Let's build this new version of our project. Change into the cpp-tutorial/stage2 directory and run the following command:

bazel build //main:hello-world

Bazel produces output similar to the following:

INFO: Found 1 target...
Target //main:hello-world up-to-date:
  bazel-bin/main/hello-world
INFO: Elapsed time: 2.399s, Critical Path: 0.30s

Now test your freshly built binary:

bazel-bin/main/hello-world

If you now modify hello-greet.cc and rebuild the project, Bazel will only recompile that file.

Looking at the dependency graph, you can see that hello-world depends on the same inputs as it did before, but the structure of the build is different:

Dependency graph for 'hello-world'

You've now built the project with two targets. The hello-world target builds one source file and depends on one other target (//main:hello-greet), which builds two additional source files.

Use multiple packages

Let’s now split the project into multiple packages. Take a look at the contents of the cpp-tutorial/stage3 directory:

└──stage3
   ├── main
   │   ├── BUILD
   │   ├── hello-world.cc
   │   ├── hello-greet.cc
   │   └── hello-greet.h
   ├── lib
   │   ├── BUILD
   │   ├── hello-time.cc
   │   └── hello-time.h
   └── WORKSPACE

Notice that we now have two sub-directories, and each contains a BUILD file. Therefore, to Bazel, the workspace now contains two packages, lib and main.

Take a look at the lib/BUILD file:

cc_library(
    name = "hello-time",
    srcs = ["hello-time.cc"],
    hdrs = ["hello-time.h"],
    visibility = ["//main:__pkg__"],
)

And at the main/BUILD file:

cc_library(
    name = "hello-greet",
    srcs = ["hello-greet.cc"],
    hdrs = ["hello-greet.h"],
)

cc_binary(
    name = "hello-world",
    srcs = ["hello-world.cc"],
    deps = [
        ":hello-greet",
        "//lib:hello-time",
    ],
)

As you can see, the hello-world target in the main package depends on the hello-time target in the lib package (hence the target label //lib:hello-time) - Bazel knows this through the deps attribute. Take a look at the dependency graph:

Dependency graph for 'hello-world'

Notice that for the build to succeed, we make the //lib:hello-time target in lib/BUILD explicitly visible to targets in main/BUILD using the visibility attribute. This is because by default targets are only visible to other targets in the same BUILD file. (Bazel uses target visibility to prevent issues such as libraries containing implementation details leaking into public APIs.)

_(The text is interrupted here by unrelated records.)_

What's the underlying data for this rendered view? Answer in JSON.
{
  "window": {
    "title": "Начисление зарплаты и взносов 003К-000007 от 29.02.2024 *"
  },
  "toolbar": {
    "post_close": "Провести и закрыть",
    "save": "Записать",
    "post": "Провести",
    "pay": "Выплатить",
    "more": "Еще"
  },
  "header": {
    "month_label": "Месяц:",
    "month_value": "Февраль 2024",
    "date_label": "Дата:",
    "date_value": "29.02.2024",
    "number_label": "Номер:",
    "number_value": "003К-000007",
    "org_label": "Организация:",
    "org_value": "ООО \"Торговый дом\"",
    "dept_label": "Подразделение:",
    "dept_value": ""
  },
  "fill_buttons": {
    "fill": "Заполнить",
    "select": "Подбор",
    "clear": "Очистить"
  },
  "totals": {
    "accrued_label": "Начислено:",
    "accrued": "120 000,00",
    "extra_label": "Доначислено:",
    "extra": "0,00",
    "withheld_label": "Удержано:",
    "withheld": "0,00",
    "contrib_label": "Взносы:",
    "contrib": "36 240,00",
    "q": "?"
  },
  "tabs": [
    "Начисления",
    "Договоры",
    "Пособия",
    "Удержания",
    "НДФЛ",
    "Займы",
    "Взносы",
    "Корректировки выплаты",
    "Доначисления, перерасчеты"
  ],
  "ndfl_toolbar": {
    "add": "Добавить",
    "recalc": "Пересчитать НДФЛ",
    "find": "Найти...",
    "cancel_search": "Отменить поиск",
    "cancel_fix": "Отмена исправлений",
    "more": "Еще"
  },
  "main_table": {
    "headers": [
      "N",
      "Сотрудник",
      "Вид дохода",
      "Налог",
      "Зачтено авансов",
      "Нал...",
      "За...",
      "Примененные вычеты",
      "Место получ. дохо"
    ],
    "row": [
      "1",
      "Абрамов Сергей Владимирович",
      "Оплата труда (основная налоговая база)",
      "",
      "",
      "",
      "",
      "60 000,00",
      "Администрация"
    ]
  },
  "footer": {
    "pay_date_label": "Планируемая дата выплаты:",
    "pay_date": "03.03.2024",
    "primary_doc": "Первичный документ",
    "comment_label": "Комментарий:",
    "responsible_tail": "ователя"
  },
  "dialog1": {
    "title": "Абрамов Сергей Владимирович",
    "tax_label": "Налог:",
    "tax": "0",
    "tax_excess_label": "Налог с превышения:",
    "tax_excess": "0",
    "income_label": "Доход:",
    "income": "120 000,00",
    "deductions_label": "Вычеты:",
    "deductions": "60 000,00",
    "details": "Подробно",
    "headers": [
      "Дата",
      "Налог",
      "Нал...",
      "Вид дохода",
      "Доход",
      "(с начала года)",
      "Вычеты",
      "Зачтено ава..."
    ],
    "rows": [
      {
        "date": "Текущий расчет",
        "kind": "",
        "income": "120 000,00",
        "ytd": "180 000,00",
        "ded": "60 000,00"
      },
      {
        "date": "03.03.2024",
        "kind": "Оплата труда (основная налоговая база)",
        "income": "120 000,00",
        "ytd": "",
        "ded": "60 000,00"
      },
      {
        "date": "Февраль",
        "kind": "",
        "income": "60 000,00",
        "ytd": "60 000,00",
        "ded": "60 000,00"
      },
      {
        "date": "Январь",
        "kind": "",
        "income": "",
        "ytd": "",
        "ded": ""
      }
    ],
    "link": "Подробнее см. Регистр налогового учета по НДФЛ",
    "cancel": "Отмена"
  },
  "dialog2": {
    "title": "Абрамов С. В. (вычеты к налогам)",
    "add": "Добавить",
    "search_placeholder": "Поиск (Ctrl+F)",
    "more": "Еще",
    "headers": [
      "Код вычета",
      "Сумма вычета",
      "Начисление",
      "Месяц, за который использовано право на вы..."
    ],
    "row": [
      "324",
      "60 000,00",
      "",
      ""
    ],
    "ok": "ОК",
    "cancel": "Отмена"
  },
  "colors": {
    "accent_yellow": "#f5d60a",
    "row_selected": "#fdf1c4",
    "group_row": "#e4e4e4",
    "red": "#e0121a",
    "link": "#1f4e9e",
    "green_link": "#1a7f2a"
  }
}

Let's build this final version of our project. Change into the cpp-tutorial/stage3 directory and run the following command:

bazel build //main:hello-world

Bazel produces output similar to the following:

INFO: Found 1 target...
Target //main:hello-world up-to-date:
  bazel-bin/main/hello-world
INFO: Elapsed time: 0.167s, Critical Path: 0.00s

Now test the freshly built binary:

bazel-bin/main/hello-world

You've now built the project as two packages with three targets and understand the dependencies between them.

Use labels to reference targets

In BUILD files and at the command line, Bazel uses labels to reference targets - for example, //main:hello-world or //lib:hello-time. Their syntax is:

//path/to/package:target-name

If the target is a rule target, then path/to/package is the path to the directory containing the BUILD file, and target-name is what you named the target in the BUILD file (the name attribute). If the target is a file target, then path/to/package is the path to the root of the package, and target-name is the name of the target file, including its full path.

When referencing targets within the same package, you can skip the package path and just use //:target-name. When referencing targets within the same BUILD file, you can even skip the // workspace root identifier and just use :target-name.

Further reading

Congratulations! You now know the basics of building a C++ project with Bazel. Next, read up on the most common C++ build use cases. Then, check out the following:

Happy building!